ENVIRONMENTAL ISSUES STALL CAPE ALUMINA
14 May 2010,
A BAUXITE mining company has locked horns with the State Government over Wild Rivers legislation, citing a project in Cape York that could boost GDP by $1.2 billion.
An Economic Impact Assessment (EIA) has shown Cape Alumina Limited’s (CBX) proposed Pisolite Hills bauxite project would bring a significant boost to the economy, unless the Wenlock River Basin is protected under upcoming legislation.
CBX managing director Paul Messenger, says a balance between responsible mining development and the protection of natural values can be achieved.

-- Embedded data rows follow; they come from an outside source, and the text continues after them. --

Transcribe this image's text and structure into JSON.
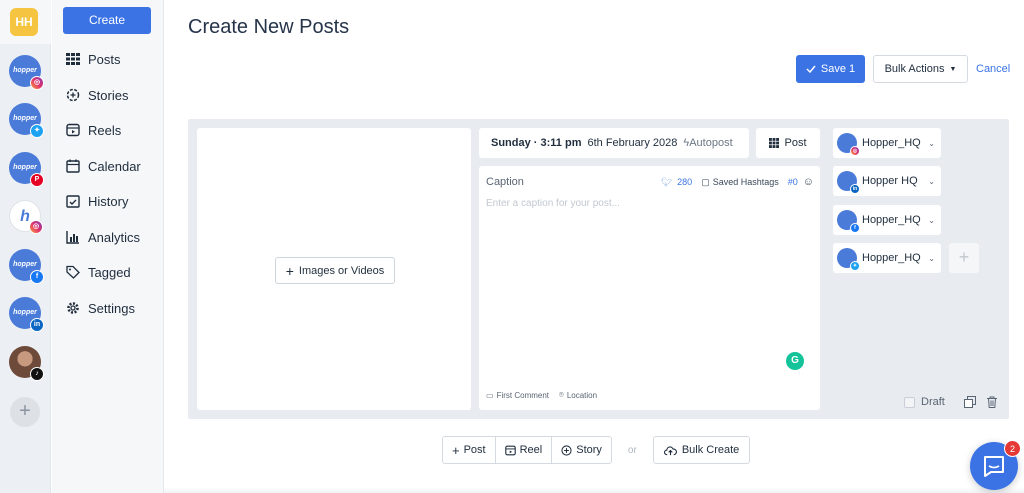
{
  "rail": {
    "workspace_initials": "HH",
    "accounts": [
      {
        "label": "hopper",
        "network": "instagram"
      },
      {
        "label": "hopper",
        "network": "twitter"
      },
      {
        "label": "hopper",
        "network": "pinterest"
      },
      {
        "label": "h",
        "network": "instagram"
      },
      {
        "label": "hopper",
        "network": "facebook"
      },
      {
        "label": "hopper",
        "network": "linkedin"
      },
      {
        "label": "",
        "network": "tiktok"
      }
    ],
    "add_symbol": "+"
  },
  "nav": {
    "create_label": "Create",
    "items": [
      {
        "label": "Posts",
        "icon": "grid-icon"
      },
      {
        "label": "Stories",
        "icon": "stories-icon"
      },
      {
        "label": "Reels",
        "icon": "reels-icon"
      },
      {
        "label": "Calendar",
        "icon": "calendar-icon"
      },
      {
        "label": "History",
        "icon": "history-icon"
      },
      {
        "label": "Analytics",
        "icon": "analytics-icon"
      },
      {
        "label": "Tagged",
        "icon": "tag-icon"
      },
      {
        "label": "Settings",
        "icon": "gear-icon"
      }
    ]
  },
  "header": {
    "title": "Create New Posts",
    "save_label": "Save 1",
    "bulk_actions_label": "Bulk Actions",
    "cancel_label": "Cancel"
  },
  "editor": {
    "media_button_label": "Images or Videos",
    "schedule_day_time": "Sunday · 3:11 pm",
    "schedule_date": "6th February 2028",
    "autopost_label": "Autopost",
    "post_type_label": "Post",
    "caption_label": "Caption",
    "char_count": "280",
    "saved_hashtags_label": "Saved Hashtags",
    "hashtag_count": "#0",
    "caption_placeholder": "Enter a caption for your post...",
    "first_comment_label": "First Comment",
    "location_label": "Location",
    "draft_label": "Draft"
  },
  "account_selectors": [
    {
      "name": "Hopper_HQ",
      "network": "instagram"
    },
    {
      "name": "Hopper HQ",
      "network": "linkedin"
    },
    {
      "name": "Hopper_HQ",
      "network": "facebook"
    },
    {
      "name": "Hopper_HQ",
      "network": "twitter"
    }
  ],
  "bottom": {
    "post_label": "Post",
    "reel_label": "Reel",
    "story_label": "Story",
    "or_label": "or",
    "bulk_create_label": "Bulk Create"
  },
  "chat": {
    "unread": "2"
  },
  "colors": {
    "accent": "#3b73e5",
    "workspace": "#f5c542"
  }
}
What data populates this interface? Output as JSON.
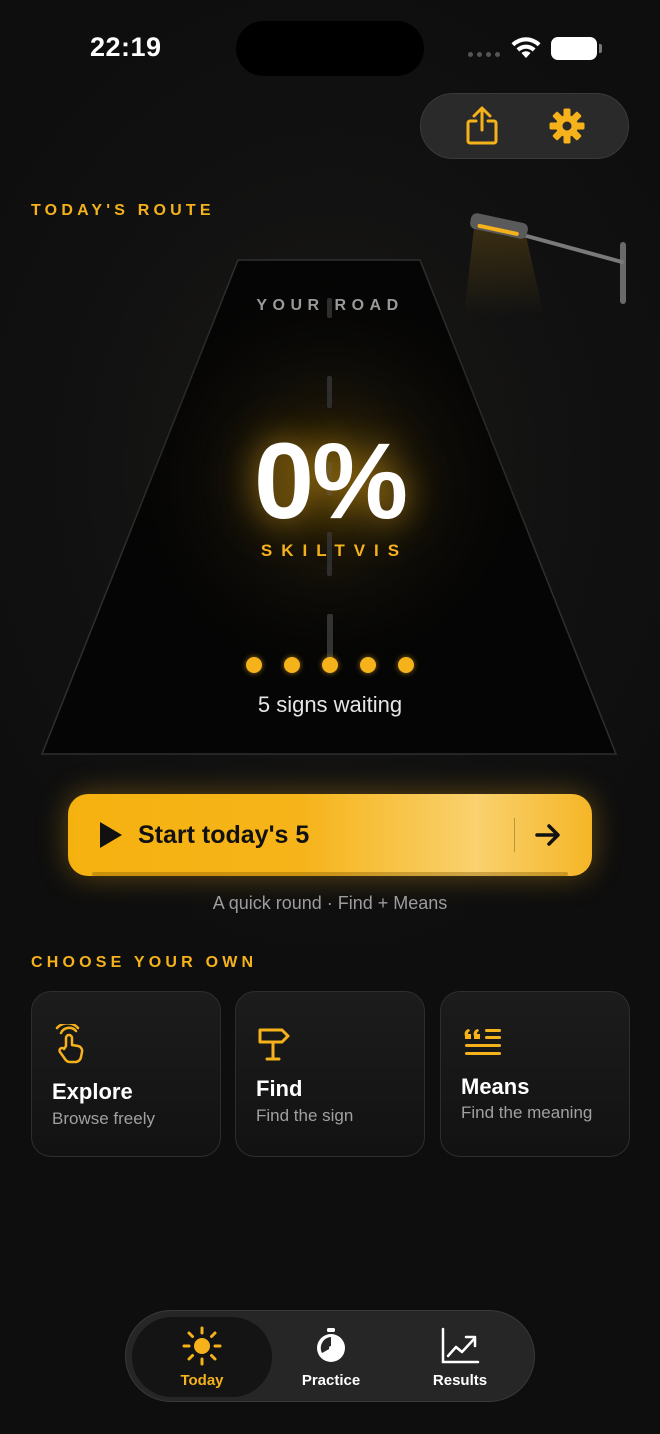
{
  "status": {
    "time": "22:19"
  },
  "toolbar": {
    "share_icon": "share-icon",
    "settings_icon": "gear-icon"
  },
  "route": {
    "section_label": "TODAY'S ROUTE",
    "road_label": "YOUR ROAD",
    "progress_percent": "0%",
    "brand": "SKILTVIS",
    "waiting_text": "5 signs waiting",
    "waiting_count": 5
  },
  "start": {
    "label": "Start today's 5",
    "subtitle": "A quick round · Find + Means"
  },
  "choose": {
    "section_label": "CHOOSE YOUR OWN",
    "cards": [
      {
        "title": "Explore",
        "subtitle": "Browse freely",
        "icon": "tap-hand-icon"
      },
      {
        "title": "Find",
        "subtitle": "Find the sign",
        "icon": "signpost-icon"
      },
      {
        "title": "Means",
        "subtitle": "Find the meaning",
        "icon": "quote-lines-icon"
      }
    ]
  },
  "tabs": [
    {
      "label": "Today",
      "icon": "sun-icon",
      "active": true
    },
    {
      "label": "Practice",
      "icon": "timer-icon",
      "active": false
    },
    {
      "label": "Results",
      "icon": "chart-icon",
      "active": false
    }
  ],
  "colors": {
    "accent": "#f5b21b",
    "background": "#0f0f0f"
  }
}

“The company acknowledges that the Wenlock River catchment contains some areas of natural environmental values that are worthy of protection and protecting the environment is an integral part of our approach to business,” he says.
“However, the need to protect the environment and the so-called High Preservation Areas (HPA) must be supported by sound scientific assessment, and science should not become subservient to a politically motivated environmental agenda.
“The proposed mining area is stringy bark country on which cattle have grazed for more than 100 years.”
State Minister for natural resources Stephen Robertson says new developments are encouraged, but the Wild Rivers Act ensures there’s not a detrimental impact on the environment.
“Any reasonable reading of the Wild Rivers Act would show that it does balance economic opportunities with environmental needs,” he says.
“As part of the Wild Rivers Declaration assessment process, we are committed to working with local communities and local stakeholders to address all concerns.
“That is why, in relation to Wenlock, the department has sought independent advice on the competing claims of a range of stakeholders, so that all stakeholders can be assured the final decision will be both robust and transparent.”
The objective of the act is to preserve some of the country’s last remaining pristine waterways, but existing developments continue unaffected.
The EIA conducted by Synergies Economic Consulting found that construction costs of $380 million in Pisolite Hills would likely lead to flow-on activity of $771 million.
Once the mine reaches target capacity it is expected to boost Gross State Product (GSP) by $118 million per annum over its 15-year life.
The $1.2 billion GDP boost is predicted in Net Present Value (NPV) terms.